A Sherpa is a local guide who helps you to carry your backpack and guides the way from town to town. Around ABC all villages are inhabited by Gurung people You can hire a guide in Pokhara or even later once you are in the mountains in one of the villages already, although it will be more expensive up there. We hired Gurung in the mountains in Chommrong because we realized too late we were not able to carry our bags alone all the way up and paid 30$ a day.
I would highly recommend hiring a Sherpa if you are not sure what to expect from the trekking or if you have little experience in carrying a heavy bag for several days uphill.

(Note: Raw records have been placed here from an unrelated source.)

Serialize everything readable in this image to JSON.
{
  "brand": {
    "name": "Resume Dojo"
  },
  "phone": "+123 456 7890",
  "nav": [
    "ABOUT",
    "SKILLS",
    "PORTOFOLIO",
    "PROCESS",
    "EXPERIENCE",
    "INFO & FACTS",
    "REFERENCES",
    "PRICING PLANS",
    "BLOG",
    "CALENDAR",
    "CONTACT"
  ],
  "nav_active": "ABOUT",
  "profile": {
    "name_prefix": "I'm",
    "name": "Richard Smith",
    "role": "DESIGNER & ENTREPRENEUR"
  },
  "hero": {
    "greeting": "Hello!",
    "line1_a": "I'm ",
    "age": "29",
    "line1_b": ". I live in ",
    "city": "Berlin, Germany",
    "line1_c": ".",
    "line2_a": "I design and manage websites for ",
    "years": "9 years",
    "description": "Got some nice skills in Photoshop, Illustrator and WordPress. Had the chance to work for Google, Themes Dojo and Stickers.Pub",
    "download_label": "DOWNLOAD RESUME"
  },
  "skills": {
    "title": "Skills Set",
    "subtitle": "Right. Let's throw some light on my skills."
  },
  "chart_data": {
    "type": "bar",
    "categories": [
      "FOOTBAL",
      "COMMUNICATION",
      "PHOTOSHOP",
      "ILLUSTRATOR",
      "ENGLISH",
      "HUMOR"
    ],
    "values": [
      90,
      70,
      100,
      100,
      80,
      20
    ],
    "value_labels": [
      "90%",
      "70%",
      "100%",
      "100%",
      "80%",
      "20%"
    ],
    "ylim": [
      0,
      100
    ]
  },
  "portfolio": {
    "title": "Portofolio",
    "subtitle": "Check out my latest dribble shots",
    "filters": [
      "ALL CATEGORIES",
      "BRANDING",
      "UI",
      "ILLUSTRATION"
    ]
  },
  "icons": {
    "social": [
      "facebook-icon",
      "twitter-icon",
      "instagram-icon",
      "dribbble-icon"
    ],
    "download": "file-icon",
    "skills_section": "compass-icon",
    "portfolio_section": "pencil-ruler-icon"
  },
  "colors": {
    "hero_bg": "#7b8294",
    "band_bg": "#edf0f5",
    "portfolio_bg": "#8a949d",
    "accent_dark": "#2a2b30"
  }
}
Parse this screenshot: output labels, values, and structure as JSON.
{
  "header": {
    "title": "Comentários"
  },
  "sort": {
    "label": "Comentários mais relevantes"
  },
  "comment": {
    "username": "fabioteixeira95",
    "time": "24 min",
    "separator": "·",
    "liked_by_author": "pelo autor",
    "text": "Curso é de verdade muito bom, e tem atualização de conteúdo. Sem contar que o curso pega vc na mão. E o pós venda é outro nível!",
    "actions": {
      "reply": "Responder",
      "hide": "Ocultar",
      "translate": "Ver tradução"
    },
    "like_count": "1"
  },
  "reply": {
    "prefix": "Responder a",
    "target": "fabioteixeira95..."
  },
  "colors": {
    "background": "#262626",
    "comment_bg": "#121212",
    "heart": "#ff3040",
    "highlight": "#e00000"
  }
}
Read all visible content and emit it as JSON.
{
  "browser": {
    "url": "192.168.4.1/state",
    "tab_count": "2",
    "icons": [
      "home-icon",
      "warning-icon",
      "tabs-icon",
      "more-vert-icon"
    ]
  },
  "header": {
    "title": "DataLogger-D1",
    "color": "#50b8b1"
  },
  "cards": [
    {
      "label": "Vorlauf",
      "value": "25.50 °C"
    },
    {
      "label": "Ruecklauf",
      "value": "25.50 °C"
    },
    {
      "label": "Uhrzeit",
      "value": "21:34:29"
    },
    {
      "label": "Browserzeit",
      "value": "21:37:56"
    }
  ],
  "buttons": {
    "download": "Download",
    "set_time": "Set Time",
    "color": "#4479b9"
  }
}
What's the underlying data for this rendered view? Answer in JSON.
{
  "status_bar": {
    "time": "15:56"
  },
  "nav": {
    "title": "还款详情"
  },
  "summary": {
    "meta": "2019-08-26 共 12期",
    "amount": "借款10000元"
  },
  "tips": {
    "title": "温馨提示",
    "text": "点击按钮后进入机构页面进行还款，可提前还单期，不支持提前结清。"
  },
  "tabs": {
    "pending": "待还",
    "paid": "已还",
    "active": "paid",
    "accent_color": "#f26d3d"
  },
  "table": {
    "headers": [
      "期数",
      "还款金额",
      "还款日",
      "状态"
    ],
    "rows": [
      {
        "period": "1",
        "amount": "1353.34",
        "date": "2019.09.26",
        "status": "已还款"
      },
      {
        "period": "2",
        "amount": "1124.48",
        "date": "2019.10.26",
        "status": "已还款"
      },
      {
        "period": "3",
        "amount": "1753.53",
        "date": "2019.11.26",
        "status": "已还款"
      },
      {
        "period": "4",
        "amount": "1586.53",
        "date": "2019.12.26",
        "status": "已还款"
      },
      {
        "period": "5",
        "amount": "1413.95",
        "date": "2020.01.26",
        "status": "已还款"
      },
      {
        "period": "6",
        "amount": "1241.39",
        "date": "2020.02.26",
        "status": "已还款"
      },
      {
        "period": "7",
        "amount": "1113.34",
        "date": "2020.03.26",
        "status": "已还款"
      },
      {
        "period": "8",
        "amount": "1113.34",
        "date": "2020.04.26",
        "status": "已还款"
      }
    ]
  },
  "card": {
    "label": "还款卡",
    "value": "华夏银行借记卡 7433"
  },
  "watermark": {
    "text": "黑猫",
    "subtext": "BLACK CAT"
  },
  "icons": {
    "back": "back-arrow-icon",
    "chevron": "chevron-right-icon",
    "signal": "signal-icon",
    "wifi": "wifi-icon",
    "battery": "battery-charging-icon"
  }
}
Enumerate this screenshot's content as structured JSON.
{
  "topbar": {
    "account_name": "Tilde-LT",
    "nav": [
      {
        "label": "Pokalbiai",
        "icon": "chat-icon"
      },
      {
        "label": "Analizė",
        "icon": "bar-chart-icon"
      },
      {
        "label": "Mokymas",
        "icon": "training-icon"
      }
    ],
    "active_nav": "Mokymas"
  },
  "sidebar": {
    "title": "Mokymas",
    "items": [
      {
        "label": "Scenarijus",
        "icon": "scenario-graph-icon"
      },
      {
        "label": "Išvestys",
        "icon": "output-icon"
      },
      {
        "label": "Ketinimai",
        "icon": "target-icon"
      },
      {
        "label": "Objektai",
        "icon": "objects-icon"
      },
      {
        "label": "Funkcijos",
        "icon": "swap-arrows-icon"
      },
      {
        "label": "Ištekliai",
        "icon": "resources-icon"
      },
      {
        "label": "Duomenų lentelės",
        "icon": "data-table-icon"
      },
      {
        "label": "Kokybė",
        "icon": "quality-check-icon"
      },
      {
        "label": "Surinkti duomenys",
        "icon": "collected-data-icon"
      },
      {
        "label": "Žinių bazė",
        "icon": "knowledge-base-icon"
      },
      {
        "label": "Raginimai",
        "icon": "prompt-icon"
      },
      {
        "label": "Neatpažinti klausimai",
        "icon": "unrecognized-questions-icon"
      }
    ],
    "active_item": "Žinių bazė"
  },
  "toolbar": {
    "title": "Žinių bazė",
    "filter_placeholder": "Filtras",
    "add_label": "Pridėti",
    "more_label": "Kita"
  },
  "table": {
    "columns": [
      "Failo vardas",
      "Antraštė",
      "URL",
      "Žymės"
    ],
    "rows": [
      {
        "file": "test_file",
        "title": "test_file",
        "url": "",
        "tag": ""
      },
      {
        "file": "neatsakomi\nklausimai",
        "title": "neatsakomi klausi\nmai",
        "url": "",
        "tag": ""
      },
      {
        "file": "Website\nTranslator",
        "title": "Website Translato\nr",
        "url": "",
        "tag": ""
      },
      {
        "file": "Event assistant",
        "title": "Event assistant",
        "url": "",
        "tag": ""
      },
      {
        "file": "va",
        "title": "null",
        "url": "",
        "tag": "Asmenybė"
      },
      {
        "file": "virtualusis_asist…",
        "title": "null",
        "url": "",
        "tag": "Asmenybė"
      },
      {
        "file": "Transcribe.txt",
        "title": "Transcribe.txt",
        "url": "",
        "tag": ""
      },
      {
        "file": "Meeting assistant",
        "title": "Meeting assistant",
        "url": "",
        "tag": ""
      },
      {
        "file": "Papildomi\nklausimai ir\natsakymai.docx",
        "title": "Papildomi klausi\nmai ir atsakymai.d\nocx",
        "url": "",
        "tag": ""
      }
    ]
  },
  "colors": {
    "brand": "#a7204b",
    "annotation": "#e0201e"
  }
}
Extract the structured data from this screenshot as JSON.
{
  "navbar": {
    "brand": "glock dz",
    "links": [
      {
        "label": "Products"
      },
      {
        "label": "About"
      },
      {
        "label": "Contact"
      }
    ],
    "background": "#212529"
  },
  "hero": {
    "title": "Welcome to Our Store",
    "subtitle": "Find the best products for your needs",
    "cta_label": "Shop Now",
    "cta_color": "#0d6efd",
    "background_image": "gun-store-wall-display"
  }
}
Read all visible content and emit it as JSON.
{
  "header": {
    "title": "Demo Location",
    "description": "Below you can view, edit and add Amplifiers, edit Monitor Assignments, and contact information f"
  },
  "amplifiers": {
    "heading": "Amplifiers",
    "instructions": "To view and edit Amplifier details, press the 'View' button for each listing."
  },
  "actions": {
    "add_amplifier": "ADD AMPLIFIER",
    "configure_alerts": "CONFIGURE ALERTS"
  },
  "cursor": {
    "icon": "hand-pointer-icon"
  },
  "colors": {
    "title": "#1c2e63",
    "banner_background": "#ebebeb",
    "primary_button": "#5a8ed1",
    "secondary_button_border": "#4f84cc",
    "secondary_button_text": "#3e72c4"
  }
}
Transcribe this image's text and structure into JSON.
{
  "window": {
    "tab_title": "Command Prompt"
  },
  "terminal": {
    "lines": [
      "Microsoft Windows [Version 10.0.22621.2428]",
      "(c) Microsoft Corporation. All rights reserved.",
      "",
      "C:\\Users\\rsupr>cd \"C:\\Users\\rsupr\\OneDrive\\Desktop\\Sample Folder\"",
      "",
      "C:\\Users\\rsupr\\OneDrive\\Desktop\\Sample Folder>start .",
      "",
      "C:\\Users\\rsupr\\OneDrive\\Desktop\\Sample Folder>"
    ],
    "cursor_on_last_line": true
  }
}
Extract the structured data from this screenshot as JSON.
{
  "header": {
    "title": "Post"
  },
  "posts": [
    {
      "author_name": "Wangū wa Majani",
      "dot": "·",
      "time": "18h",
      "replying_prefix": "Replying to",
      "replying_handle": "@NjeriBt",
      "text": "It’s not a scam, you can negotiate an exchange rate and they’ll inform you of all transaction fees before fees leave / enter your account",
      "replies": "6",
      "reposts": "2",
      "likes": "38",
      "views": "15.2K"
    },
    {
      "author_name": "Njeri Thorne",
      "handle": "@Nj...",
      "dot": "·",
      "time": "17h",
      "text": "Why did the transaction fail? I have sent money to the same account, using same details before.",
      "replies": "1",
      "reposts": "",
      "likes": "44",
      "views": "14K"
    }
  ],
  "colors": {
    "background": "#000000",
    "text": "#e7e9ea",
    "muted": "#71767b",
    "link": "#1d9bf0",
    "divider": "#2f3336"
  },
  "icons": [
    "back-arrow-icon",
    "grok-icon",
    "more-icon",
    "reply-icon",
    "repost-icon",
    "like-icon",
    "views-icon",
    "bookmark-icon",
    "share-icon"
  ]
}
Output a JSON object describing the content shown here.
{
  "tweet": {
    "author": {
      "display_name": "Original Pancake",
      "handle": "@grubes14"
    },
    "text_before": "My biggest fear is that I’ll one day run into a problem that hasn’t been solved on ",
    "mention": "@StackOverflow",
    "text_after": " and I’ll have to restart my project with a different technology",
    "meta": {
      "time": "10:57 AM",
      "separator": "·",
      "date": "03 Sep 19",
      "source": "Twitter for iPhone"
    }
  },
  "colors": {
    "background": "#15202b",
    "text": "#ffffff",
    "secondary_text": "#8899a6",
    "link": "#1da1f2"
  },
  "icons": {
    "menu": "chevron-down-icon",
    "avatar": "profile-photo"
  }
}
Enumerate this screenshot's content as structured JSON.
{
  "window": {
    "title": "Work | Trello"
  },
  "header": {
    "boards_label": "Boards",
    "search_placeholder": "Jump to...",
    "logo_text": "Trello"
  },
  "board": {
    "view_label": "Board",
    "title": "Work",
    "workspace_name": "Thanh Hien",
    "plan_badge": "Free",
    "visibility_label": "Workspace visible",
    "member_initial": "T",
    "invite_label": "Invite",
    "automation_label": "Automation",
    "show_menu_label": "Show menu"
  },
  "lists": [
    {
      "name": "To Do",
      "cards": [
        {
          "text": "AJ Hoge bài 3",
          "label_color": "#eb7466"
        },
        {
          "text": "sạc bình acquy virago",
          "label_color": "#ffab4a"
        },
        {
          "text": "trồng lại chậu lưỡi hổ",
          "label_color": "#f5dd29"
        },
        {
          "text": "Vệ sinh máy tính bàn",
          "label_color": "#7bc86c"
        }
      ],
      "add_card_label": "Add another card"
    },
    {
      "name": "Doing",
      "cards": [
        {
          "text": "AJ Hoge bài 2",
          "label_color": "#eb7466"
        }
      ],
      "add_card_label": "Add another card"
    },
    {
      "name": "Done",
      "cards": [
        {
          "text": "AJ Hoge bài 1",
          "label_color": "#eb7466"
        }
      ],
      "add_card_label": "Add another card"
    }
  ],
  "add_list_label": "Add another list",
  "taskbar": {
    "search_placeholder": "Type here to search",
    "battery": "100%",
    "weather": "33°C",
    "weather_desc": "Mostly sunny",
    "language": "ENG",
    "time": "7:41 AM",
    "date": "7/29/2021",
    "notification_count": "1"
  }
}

Usually a Sherpa is hired “over the counter”, you just pay and he or she will be with you for the rest of the trip. You can find contacts in Tourism offices, hostels etc. Check with your insurance in what cases exactly you will be covered and what documents they require in case you need to claim money after the trip. We had to be evacuated in the end (read the full story here). Be aware that anything unexpected can happen in the mountains and that emergencies in this area are expensive.
Drop me an Email and I will try to help you out!